    Was an interesting read, though I checked it out on my android phone. In both the stock ICS browser and in the chrome browser and it looks like this:

    https://dl.dropbox.com/u/4673009/yoyo.png

    • pj1s
      June 20, 2012 at 8:53 am #

      Same on the iPhone.

  4. CM
    June 19, 2012 at 6:04 pm #

    This is a really well done write up – it includes specifics and examples as well as recommendations for critical plug ins. It’s technical for those who are currently working on a site and not just empty hype about the system because it includes specifics and comparisons from other competing products. He describes how he uses the tools and features for others to consider when building their site and find that helpful as well.

    • Ryan Ray
      June 19, 2012 at 6:58 pm #

      Glad you approved of the case study, we’ll definitely be looking to do more of these!

  5. JD (Johnnie DelValle)
    June 19, 2012 at 8:19 pm #

    Thanks for the comments guys! I loved doing the Case Study with Woothemes! Hope you all get something out of it :).

  6. Matt
    June 19, 2012 at 8:56 pm #

    Great story.

    I agree with him regarding the product page templating. There are way too many bits, pieces and hooks that go into Woocommerce templates. I would love to see something similar to Shopify’s way of templating. Simple, powerful and doesn’t rely on an insane amount of individual components.

  7. Garett
    June 20, 2012 at 1:56 pm #

    Excellent case study! The most inspiring Woocommerce installation I’ve ever seen. This really ups perception of capability.

    PLEASE do more of these!

  8. Michael
    June 23, 2012 at 2:55 am #

    This was a great article!

    Interesting take from a first hand user, WOO I would love to see more entries like this.

  9. chris
    July 21, 2012 at 7:54 am #

    soooo where can i download the Net Profits plugin.. i reeeally need this

WooCommerce - the most customizable eCommerce platform for building your online business.
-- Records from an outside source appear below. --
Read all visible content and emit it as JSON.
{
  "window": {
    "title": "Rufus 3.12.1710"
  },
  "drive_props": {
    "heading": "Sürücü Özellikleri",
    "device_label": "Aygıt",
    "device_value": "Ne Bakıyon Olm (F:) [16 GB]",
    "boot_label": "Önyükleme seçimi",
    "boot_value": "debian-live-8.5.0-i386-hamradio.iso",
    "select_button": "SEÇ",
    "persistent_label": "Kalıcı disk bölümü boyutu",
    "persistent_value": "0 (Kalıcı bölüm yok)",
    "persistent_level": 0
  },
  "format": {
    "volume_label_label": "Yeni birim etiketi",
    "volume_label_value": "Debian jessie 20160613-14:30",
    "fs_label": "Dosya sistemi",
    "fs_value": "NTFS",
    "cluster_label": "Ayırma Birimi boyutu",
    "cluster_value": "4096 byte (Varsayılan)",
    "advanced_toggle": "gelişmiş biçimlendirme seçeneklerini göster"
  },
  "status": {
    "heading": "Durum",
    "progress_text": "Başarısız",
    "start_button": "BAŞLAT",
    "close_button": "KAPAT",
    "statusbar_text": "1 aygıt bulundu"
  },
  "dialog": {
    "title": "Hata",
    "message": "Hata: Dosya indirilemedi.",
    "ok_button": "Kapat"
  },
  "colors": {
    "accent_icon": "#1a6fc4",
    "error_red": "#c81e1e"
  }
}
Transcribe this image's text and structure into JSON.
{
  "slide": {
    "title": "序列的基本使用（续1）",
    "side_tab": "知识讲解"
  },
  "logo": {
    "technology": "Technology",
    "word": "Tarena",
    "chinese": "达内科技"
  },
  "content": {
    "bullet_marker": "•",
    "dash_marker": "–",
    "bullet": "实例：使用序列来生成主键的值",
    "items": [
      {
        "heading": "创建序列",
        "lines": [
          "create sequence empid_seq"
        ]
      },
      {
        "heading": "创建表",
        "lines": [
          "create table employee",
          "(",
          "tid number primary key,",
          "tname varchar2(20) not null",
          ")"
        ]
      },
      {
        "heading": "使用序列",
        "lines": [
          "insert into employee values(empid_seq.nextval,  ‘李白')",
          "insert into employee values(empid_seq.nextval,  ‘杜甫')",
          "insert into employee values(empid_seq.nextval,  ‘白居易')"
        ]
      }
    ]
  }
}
  • 30 day money back guarantee
  • Support teams across the world
  • Safe & Secure online payment
%d bloggers like this: